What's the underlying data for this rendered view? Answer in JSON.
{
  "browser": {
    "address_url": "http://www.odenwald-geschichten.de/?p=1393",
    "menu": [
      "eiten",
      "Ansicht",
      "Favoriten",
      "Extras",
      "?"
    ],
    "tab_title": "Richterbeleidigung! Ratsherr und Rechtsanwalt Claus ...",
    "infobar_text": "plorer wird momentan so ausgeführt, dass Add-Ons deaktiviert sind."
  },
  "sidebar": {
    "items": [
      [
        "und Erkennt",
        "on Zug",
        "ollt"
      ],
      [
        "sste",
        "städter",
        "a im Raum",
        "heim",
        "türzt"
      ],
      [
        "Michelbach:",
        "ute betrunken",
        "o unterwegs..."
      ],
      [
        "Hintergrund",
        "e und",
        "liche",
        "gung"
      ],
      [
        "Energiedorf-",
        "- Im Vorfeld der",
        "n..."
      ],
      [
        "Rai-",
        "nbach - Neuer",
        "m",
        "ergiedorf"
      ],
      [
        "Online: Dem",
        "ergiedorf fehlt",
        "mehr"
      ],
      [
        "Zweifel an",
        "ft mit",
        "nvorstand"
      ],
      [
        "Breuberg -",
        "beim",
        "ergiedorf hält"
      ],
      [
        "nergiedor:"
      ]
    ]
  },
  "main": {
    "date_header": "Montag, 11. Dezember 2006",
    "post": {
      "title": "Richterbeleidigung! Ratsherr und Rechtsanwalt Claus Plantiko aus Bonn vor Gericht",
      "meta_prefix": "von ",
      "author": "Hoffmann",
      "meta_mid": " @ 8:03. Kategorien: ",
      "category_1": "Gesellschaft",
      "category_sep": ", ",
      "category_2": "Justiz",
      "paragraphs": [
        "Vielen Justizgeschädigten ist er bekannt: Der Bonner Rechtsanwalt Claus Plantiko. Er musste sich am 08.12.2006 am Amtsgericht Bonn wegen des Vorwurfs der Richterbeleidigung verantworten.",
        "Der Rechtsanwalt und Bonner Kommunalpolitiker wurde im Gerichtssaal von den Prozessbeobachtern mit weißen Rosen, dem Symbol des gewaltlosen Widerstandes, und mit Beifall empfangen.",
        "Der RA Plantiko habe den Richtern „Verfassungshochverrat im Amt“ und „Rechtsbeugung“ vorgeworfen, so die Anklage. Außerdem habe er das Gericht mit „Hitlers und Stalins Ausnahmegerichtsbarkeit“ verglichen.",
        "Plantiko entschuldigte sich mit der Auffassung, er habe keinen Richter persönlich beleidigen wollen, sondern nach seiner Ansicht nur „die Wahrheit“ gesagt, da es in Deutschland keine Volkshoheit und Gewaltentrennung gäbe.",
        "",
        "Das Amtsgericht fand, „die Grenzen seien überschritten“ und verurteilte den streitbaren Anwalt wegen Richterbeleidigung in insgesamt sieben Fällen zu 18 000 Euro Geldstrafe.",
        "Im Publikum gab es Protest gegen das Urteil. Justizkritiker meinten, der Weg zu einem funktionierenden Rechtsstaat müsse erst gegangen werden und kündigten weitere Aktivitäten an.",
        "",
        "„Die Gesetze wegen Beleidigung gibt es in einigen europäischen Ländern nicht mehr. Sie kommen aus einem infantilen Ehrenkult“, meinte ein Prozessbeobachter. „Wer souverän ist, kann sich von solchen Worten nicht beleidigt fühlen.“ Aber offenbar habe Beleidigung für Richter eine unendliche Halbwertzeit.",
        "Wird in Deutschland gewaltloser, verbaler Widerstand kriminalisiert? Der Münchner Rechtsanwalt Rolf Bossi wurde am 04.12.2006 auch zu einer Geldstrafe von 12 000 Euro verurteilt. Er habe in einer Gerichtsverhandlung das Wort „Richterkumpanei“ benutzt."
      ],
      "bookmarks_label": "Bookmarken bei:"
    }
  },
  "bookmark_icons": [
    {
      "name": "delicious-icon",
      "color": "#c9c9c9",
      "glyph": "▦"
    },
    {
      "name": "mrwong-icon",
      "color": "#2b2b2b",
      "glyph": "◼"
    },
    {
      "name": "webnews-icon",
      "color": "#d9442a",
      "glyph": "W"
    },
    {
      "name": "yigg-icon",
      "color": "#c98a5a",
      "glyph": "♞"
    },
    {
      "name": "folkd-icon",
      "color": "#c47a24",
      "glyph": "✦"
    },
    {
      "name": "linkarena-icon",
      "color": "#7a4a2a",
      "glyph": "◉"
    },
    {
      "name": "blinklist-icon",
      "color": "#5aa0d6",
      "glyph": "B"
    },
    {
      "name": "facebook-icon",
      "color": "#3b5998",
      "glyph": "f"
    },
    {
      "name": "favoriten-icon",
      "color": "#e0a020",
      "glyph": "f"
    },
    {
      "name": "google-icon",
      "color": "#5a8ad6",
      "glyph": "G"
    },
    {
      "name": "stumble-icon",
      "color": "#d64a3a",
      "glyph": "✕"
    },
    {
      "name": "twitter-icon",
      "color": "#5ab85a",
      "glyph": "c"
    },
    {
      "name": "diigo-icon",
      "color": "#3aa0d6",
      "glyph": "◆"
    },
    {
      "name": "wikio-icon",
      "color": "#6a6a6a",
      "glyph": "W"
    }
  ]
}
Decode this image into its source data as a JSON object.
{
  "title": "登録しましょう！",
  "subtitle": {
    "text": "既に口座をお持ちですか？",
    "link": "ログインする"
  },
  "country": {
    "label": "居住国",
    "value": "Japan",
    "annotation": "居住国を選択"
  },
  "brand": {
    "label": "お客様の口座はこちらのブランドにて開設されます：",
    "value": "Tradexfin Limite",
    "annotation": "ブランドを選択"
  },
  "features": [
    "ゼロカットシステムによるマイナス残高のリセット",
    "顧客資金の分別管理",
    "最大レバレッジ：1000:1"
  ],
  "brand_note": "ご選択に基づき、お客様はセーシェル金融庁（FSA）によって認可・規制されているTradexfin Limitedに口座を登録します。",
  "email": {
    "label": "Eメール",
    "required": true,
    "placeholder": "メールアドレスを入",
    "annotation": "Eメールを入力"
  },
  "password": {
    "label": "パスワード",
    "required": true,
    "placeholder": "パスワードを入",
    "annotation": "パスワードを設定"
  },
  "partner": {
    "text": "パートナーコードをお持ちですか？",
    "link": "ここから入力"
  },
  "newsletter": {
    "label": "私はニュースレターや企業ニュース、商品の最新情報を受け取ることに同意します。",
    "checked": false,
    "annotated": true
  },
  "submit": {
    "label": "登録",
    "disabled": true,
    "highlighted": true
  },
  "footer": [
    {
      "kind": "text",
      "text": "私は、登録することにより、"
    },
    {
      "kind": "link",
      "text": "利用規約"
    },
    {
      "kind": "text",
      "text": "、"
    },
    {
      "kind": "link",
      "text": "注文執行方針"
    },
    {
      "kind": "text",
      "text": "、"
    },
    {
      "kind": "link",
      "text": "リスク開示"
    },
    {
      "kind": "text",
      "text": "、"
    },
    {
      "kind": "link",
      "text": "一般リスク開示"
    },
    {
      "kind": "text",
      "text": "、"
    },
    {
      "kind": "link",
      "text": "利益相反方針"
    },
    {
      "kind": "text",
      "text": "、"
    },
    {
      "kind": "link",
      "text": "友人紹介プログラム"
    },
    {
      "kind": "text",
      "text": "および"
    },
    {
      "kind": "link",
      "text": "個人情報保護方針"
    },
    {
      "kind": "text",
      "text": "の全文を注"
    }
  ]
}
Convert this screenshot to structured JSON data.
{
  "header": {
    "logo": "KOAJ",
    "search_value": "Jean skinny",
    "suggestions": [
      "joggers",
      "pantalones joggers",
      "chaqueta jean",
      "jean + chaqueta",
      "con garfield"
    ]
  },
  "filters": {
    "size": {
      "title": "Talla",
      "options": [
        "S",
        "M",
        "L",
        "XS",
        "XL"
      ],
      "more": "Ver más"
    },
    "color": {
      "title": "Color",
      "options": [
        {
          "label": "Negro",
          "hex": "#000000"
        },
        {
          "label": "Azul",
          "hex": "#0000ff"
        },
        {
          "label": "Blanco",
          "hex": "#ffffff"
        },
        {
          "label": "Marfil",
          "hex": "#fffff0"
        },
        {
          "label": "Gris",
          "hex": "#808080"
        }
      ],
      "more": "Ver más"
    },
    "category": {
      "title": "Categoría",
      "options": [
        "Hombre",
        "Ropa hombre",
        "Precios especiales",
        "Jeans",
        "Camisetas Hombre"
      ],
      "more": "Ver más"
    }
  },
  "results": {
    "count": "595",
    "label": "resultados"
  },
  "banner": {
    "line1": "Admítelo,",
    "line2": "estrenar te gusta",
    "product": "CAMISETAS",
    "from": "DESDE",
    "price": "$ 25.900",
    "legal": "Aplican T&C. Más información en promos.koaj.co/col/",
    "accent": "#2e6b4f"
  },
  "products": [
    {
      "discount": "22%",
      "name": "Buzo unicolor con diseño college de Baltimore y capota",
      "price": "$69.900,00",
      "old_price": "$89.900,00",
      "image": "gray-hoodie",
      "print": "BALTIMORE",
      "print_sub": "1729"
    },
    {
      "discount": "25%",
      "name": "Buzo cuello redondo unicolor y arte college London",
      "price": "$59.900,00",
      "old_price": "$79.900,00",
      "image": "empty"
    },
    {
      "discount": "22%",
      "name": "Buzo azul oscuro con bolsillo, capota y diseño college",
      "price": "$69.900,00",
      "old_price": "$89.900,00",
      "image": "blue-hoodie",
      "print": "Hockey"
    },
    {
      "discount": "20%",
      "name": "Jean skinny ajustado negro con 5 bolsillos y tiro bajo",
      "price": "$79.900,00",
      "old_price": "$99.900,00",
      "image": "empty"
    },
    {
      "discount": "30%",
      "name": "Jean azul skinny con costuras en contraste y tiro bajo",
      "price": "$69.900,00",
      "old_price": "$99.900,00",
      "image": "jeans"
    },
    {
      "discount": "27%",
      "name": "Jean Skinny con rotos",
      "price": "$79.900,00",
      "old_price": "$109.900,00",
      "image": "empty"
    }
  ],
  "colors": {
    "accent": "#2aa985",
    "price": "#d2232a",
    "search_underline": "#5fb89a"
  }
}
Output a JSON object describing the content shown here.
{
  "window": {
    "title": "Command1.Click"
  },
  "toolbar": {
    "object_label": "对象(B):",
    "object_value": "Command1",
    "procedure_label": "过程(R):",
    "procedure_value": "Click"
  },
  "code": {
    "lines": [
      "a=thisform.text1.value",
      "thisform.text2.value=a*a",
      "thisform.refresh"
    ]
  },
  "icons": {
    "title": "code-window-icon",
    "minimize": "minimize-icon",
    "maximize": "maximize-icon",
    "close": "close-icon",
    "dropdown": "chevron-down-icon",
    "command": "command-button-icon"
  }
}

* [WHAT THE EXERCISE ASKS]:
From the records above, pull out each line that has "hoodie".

* [TASK OUTPUT]:
      "image": "gray-hoodie",
      "image": "blue-hoodie",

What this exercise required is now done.